The headlines this week is that several banks in the USA and the UK have banned the usage of bank cards to purchase crypto currencies (CC’s). The stated reasons are impossible to think – like wanting to curtail money laundering, gambling, and protecting the retail investor from excessive risk. Interestingly, the banks will allow bank card purchases, rendering it clear that the only real risks being protected are their own.
With a bank card you are able to gamble at a casino, buy guns, drugs, alcohol, pornography, everything and anything you need, but some banks and credit card companies desire to prohibit you from using their facilities to purchase crypto currencies? There has to be some believable reasons, and they are NOT the reason why stated.
One thing that banks are frightened of is how difficult it should be to confiscate CC holdings when the credit card holder defaults on payment. It would be more difficult than re-possessing a residence or even a car. A crypto wallet’s private keys can be put on a memory stick or a bit of paper and easily taken off the country, with minimum trace of its whereabouts. There can be a high value in certain crypto wallets, and the credit card debt may never be repaid, resulting in a declaration of bankruptcy and a significant loss for the bank. The wallet still contains the crypto currency, and the owner can later access the private keys and use a local CC Exchange in a foreign country to convert and pocket the money. A nefarious scenario indeed.

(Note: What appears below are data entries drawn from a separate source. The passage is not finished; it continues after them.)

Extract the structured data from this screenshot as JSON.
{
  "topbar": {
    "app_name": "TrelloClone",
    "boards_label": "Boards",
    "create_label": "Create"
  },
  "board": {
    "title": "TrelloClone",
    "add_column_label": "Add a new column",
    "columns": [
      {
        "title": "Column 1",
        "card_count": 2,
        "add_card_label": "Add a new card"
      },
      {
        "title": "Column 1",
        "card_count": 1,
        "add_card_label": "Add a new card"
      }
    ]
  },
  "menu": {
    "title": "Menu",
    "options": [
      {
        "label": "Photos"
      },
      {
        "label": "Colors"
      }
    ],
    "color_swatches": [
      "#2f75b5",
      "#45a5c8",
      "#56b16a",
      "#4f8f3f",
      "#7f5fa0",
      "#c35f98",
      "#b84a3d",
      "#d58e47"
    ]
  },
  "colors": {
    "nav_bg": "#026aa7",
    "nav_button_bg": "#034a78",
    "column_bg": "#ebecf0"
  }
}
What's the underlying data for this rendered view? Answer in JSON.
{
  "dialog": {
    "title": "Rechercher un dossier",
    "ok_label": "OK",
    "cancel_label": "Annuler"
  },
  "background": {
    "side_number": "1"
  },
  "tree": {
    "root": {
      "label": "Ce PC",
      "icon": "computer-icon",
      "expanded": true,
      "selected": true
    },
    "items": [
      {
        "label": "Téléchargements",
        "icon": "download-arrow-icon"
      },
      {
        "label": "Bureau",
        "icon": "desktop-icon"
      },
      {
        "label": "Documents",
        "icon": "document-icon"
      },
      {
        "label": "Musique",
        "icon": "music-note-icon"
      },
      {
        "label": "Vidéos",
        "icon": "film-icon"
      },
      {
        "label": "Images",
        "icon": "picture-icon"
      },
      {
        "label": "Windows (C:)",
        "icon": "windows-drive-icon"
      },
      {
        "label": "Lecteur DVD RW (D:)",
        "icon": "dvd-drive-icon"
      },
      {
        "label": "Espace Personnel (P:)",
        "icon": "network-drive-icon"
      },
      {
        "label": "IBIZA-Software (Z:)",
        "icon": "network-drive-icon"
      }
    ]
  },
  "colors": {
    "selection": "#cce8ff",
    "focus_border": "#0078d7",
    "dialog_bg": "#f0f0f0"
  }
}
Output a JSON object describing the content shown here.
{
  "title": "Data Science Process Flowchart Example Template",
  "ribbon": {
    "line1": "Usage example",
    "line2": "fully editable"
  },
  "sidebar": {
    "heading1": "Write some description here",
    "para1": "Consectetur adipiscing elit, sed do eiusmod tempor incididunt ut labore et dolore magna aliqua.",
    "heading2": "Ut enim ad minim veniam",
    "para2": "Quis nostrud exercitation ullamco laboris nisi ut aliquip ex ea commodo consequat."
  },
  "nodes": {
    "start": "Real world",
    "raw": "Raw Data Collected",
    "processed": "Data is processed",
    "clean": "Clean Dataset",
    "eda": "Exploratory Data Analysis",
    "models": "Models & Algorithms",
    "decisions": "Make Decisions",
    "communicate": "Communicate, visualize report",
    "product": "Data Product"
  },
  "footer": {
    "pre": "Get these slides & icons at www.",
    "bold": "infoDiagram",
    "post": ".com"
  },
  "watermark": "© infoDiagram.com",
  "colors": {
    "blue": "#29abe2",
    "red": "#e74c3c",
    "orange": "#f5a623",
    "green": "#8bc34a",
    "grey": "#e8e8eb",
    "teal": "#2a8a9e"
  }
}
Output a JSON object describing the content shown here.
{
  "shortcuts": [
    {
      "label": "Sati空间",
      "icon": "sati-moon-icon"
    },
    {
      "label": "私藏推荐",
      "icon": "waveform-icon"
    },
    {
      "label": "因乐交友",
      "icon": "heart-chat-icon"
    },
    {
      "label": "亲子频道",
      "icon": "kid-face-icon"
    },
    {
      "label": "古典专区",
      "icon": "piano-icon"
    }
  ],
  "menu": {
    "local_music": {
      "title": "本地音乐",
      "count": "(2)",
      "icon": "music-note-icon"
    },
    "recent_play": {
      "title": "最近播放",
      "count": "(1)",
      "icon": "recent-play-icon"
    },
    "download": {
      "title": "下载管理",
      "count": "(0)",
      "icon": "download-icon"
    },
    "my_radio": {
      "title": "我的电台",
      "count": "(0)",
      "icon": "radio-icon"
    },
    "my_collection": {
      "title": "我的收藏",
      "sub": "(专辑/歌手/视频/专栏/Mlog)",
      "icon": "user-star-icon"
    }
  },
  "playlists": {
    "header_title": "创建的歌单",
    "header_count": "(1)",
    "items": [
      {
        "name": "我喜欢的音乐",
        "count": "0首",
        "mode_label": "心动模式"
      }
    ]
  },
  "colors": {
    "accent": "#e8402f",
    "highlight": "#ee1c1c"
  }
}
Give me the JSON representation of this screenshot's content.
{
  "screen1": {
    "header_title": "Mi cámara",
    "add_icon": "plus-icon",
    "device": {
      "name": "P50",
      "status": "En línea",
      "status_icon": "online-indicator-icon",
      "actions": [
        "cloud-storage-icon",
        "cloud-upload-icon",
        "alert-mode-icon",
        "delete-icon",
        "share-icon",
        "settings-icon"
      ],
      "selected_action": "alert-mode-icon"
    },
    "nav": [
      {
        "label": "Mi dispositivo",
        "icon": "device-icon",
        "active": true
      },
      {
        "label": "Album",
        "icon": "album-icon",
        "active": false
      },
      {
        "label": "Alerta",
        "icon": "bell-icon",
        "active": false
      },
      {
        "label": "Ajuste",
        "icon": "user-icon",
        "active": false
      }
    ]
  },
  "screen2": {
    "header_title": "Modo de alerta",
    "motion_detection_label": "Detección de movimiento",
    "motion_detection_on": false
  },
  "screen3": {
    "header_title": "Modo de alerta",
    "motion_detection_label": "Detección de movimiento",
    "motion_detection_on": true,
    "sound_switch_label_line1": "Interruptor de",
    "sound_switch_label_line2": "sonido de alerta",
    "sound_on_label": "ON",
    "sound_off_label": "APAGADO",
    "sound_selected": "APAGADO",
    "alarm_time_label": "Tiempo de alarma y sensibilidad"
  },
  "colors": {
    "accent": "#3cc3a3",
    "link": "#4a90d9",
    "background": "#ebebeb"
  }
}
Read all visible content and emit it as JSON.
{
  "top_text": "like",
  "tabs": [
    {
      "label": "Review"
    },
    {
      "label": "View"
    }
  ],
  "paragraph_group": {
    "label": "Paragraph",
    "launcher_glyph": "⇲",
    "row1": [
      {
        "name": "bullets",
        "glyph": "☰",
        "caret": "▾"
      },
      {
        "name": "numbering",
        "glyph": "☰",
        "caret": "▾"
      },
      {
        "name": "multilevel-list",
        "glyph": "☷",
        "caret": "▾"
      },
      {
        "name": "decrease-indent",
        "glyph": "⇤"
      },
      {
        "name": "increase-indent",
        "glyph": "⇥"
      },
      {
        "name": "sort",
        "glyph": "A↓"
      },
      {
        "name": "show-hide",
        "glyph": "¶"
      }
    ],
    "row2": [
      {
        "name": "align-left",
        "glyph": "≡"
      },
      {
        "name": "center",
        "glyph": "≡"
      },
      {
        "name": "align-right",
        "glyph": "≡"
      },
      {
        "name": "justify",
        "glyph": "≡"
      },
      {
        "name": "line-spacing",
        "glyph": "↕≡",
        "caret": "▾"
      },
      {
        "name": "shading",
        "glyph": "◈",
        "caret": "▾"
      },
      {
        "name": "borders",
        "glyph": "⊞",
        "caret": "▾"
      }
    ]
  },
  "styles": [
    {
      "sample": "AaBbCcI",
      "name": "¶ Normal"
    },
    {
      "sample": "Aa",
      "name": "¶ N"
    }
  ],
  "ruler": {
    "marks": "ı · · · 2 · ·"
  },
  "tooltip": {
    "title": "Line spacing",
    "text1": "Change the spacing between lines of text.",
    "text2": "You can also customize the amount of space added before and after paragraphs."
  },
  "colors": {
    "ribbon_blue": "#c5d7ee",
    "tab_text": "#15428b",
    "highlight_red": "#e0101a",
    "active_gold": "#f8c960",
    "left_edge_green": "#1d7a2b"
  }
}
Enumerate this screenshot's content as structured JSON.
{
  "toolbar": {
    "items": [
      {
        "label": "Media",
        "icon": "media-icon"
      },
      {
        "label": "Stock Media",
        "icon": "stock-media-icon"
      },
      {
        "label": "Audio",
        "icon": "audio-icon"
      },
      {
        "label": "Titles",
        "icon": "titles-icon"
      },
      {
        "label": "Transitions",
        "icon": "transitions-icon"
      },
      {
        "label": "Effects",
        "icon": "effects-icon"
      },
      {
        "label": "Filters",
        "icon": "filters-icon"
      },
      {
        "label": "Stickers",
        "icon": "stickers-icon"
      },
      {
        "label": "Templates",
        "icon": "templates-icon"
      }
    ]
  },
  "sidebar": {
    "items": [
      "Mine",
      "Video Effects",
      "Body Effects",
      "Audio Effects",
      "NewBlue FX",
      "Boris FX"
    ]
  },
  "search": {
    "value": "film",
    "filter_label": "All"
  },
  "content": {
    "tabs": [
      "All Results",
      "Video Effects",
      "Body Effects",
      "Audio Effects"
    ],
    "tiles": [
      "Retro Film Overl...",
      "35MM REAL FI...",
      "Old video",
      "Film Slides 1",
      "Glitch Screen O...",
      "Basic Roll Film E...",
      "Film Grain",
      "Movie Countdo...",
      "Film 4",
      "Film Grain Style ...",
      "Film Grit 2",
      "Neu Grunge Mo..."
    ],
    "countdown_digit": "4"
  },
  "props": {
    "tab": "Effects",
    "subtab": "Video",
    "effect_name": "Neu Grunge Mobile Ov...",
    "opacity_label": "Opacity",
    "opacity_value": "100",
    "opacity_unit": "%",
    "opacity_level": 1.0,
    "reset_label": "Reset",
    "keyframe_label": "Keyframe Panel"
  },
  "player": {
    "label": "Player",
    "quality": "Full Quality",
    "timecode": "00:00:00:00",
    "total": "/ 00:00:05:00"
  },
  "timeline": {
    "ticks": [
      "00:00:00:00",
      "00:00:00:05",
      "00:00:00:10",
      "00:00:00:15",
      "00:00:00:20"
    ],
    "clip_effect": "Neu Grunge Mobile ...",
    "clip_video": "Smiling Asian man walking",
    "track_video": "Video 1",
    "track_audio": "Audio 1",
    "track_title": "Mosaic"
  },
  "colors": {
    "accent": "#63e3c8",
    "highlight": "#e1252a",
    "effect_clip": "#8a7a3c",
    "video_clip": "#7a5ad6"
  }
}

We’re most certainly not advocating this type of unlawful behavior, however the banks are aware of the chance and some of them desire to shut it down. This can’t happen with debit cards whilst the banks are never out-of-pocket – the amount of money comes out of your account immediately, and only if there is enough of your hard earned money there to begin with. We struggle to find any honesty in the bank’s story about curtailing gambling and risk taking. It’s interesting that Canadian banks are not jumping with this bandwagon, perhaps realizing that the stated reasons for doing so are bogus. The fallout from these actions is that investors and people are now aware that credit card companies and banks really do have the capacity to restrict what you can get making use of their credit card. This is simply not how they advertise their cards, and it is likely a shock to many users, who are quite used to deciding for themselves what they’ll purchase, especially from CC Exchanges and all the other merchants who have established Merchant Agreements with your banks. The Exchanges did nothing wrong – neither perhaps you have – but fear and greed in the banking industry is causing strange things to happen. This further illustrates the degree to which the banking industry feels threatened by Crypto Cu ieo binance rrencies.
At this time there’s little cooperation, trust, or understanding involving the fiat money world and the CC world. The CC world doesn’t have central controlling body where regulations can be implemented over the board, and that leaves each country around the globe trying to figure out what things to do. China has chose to ban CC’s, Singapore and Japan embrace them, and a great many other countries are still scratching their heads. What they’ve in common is that they want to collect taxes on CC investment profits. This is simply not too unlike the early days of digital music, with the internet facilitating the unfettered proliferation and distribution of unlicensed music. Digital music licensing schemes were eventually developed and accepted, as listeners were OK with paying something due to their music, as opposed to endless pirating, and the music industry (artists, producers, record companies) were OK with reasonable licensing fees as opposed to nothing. Can there be compromise in the continuing future of fiat and digital currencies? As people around the globe have more fed up with outrageous bank profits and bank overreach into their lives, there’s hope that consumers will undoubtedly be regarded with respect and not be forever saddled with high costs and unwarranted restrictions.